[Data records for software interfaces]
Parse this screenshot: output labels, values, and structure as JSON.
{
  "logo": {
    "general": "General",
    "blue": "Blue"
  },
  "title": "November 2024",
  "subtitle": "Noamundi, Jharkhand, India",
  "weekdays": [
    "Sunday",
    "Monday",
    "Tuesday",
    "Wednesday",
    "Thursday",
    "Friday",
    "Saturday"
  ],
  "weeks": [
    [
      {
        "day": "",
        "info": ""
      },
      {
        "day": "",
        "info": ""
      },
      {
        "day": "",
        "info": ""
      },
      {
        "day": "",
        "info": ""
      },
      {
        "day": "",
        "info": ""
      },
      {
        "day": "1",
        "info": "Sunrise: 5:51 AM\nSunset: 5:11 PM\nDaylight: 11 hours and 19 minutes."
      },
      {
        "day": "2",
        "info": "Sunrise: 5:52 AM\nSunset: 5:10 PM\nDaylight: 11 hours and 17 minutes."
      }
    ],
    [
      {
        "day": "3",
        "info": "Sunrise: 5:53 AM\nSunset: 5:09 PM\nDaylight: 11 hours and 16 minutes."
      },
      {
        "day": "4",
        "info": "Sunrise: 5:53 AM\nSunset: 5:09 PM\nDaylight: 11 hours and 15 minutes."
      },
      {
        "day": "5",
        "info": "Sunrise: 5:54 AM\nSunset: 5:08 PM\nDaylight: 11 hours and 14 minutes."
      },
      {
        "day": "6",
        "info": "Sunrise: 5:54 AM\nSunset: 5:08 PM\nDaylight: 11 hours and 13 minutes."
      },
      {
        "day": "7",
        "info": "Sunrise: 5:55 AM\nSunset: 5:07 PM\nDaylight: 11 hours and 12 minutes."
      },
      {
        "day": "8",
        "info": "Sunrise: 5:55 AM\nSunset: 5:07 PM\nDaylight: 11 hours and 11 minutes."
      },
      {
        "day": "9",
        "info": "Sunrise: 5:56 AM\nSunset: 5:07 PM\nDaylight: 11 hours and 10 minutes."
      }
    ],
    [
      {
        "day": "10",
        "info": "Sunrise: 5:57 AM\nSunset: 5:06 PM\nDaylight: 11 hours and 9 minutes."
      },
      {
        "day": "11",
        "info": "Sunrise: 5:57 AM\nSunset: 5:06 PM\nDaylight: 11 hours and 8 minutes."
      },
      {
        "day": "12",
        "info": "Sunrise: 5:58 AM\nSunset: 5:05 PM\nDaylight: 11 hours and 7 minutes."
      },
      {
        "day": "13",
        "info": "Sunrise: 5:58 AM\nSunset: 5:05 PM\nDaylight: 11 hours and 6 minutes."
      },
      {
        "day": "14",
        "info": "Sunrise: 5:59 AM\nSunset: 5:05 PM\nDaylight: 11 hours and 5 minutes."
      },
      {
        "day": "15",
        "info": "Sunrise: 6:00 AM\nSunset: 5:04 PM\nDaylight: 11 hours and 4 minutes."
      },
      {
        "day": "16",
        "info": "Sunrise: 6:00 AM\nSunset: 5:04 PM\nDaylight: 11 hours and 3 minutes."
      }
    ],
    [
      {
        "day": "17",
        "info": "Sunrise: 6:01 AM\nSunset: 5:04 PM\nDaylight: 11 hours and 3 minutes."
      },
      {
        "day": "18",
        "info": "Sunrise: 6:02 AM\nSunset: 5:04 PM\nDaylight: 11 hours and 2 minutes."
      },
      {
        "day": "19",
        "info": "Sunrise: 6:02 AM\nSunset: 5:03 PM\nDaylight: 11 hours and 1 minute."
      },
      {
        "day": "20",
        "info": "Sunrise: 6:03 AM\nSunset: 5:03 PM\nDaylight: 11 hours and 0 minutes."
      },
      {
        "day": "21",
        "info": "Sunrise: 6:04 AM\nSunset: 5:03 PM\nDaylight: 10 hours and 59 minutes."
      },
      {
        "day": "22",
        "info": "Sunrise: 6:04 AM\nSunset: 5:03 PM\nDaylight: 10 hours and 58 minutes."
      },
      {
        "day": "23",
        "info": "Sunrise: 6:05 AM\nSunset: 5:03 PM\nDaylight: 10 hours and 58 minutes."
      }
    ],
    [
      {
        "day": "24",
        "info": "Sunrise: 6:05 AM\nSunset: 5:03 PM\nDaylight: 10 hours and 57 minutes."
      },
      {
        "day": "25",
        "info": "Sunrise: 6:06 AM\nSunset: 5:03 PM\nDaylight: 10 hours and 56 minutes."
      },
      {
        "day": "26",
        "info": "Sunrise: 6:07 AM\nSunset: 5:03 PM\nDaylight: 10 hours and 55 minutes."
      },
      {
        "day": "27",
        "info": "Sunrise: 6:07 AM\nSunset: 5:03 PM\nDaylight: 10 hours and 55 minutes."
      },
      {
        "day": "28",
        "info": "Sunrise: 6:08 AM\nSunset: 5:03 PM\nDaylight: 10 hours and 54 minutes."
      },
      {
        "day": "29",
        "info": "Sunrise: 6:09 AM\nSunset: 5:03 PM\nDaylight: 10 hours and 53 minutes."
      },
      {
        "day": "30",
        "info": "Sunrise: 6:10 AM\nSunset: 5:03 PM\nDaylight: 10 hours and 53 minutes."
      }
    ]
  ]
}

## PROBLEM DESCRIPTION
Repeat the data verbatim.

## REPLY
Parse this screenshot: output labels, values, and structure as JSON.
{
  "logo": {
    "general": "General",
    "blue": "Blue"
  },
  "title": "November 2024",
  "subtitle": "Noamundi, Jharkhand, India",
  "weekdays": [
    "Sunday",
    "Monday",
    "Tuesday",
    "Wednesday",
    "Thursday",
    "Friday",
    "Saturday"
  ],
  "weeks": [
    [
      {
        "day": "",
        "info": ""
      },
      {
        "day": "",
        "info": ""
      },
      {
        "day": "",
        "info": ""
      },
      {
        "day": "",
        "info": ""
      },
      {
        "day": "",
        "info": ""
      },
      {
        "day": "1",
        "info": "Sunrise: 5:51 AM\nSunset: 5:11 PM\nDaylight: 11 hours and 19 minutes."
      },
      {
        "day": "2",
        "info": "Sunrise: 5:52 AM\nSunset: 5:10 PM\nDaylight: 11 hours and 17 minutes."
      }
    ],
    [
      {
        "day": "3",
        "info": "Sunrise: 5:53 AM\nSunset: 5:09 PM\nDaylight: 11 hours and 16 minutes."
      },
      {
        "day": "4",
        "info": "Sunrise: 5:53 AM\nSunset: 5:09 PM\nDaylight: 11 hours and 15 minutes."
      },
      {
        "day": "5",
        "info": "Sunrise: 5:54 AM\nSunset: 5:08 PM\nDaylight: 11 hours and 14 minutes."
      },
      {
        "day": "6",
        "info": "Sunrise: 5:54 AM\nSunset: 5:08 PM\nDaylight: 11 hours and 13 minutes."
      },
      {
        "day": "7",
        "info": "Sunrise: 5:55 AM\nSunset: 5:07 PM\nDaylight: 11 hours and 12 minutes."
      },
      {
        "day": "8",
        "info": "Sunrise: 5:55 AM\nSunset: 5:07 PM\nDaylight: 11 hours and 11 minutes."
      },
      {
        "day": "9",
        "info": "Sunrise: 5:56 AM\nSunset: 5:07 PM\nDaylight: 11 hours and 10 minutes."
      }
    ],
    [
      {
        "day": "10",
        "info": "Sunrise: 5:57 AM\nSunset: 5:06 PM\nDaylight: 11 hours and 9 minutes."
      },
      {
        "day": "11",
        "info": "Sunrise: 5:57 AM\nSunset: 5:06 PM\nDaylight: 11 hours and 8 minutes."
      },
      {
        "day": "12",
        "info": "Sunrise: 5:58 AM\nSunset: 5:05 PM\nDaylight: 11 hours and 7 minutes."
      },
      {
        "day": "13",
        "info": "Sunrise: 5:58 AM\nSunset: 5:05 PM\nDaylight: 11 hours and 6 minutes."
      },
      {
        "day": "14",
        "info": "Sunrise: 5:59 AM\nSunset: 5:05 PM\nDaylight: 11 hours and 5 minutes."
      },
      {
        "day": "15",
        "info": "Sunrise: 6:00 AM\nSunset: 5:04 PM\nDaylight: 11 hours and 4 minutes."
      },
      {
        "day": "16",
        "info": "Sunrise: 6:00 AM\nSunset: 5:04 PM\nDaylight: 11 hours and 3 minutes."
      }
    ],
    [
      {
        "day": "17",
        "info": "Sunrise: 6:01 AM\nSunset: 5:04 PM\nDaylight: 11 hours and 3 minutes."
      },
      {
        "day": "18",
        "info": "Sunrise: 6:02 AM\nSunset: 5:04 PM\nDaylight: 11 hours and 2 minutes."
      },
      {
        "day": "19",
        "info": "Sunrise: 6:02 AM\nSunset: 5:03 PM\nDaylight: 11 hours and 1 minute."
      },
      {
        "day": "20",
        "info": "Sunrise: 6:03 AM\nSunset: 5:03 PM\nDaylight: 11 hours and 0 minutes."
      },
      {
        "day": "21",
        "info": "Sunrise: 6:04 AM\nSunset: 5:03 PM\nDaylight: 10 hours and 59 minutes."
      },
      {
        "day": "22",
        "info": "Sunrise: 6:04 AM\nSunset: 5:03 PM\nDaylight: 10 hours and 58 minutes."
      },
      {
        "day": "23",
        "info": "Sunrise: 6:05 AM\nSunset: 5:03 PM\nDaylight: 10 hours and 58 minutes."
      }
    ],
    [
      {
        "day": "24",
        "info": "Sunrise: 6:05 AM\nSunset: 5:03 PM\nDaylight: 10 hours and 57 minutes."
      },
      {
        "day": "25",
        "info": "Sunrise: 6:06 AM\nSunset: 5:03 PM\nDaylight: 10 hours and 56 minutes."
      },
      {
        "day": "26",
        "info": "Sunrise: 6:07 AM\nSunset: 5:03 PM\nDaylight: 10 hours and 55 minutes."
      },
      {
        "day": "27",
        "info": "Sunrise: 6:07 AM\nSunset: 5:03 PM\nDaylight: 10 hours and 55 minutes."
      },
      {
        "day": "28",
        "info": "Sunrise: 6:08 AM\nSunset: 5:03 PM\nDaylight: 10 hours and 54 minutes."
      },
      {
        "day": "29",
        "info": "Sunrise: 6:09 AM\nSunset: 5:03 PM\nDaylight: 10 hours and 53 minutes."
      },
      {
        "day": "30",
        "info": "Sunrise: 6:10 AM\nSunset: 5:03 PM\nDaylight: 10 hours and 53 minutes."
      }
    ]
  ]
}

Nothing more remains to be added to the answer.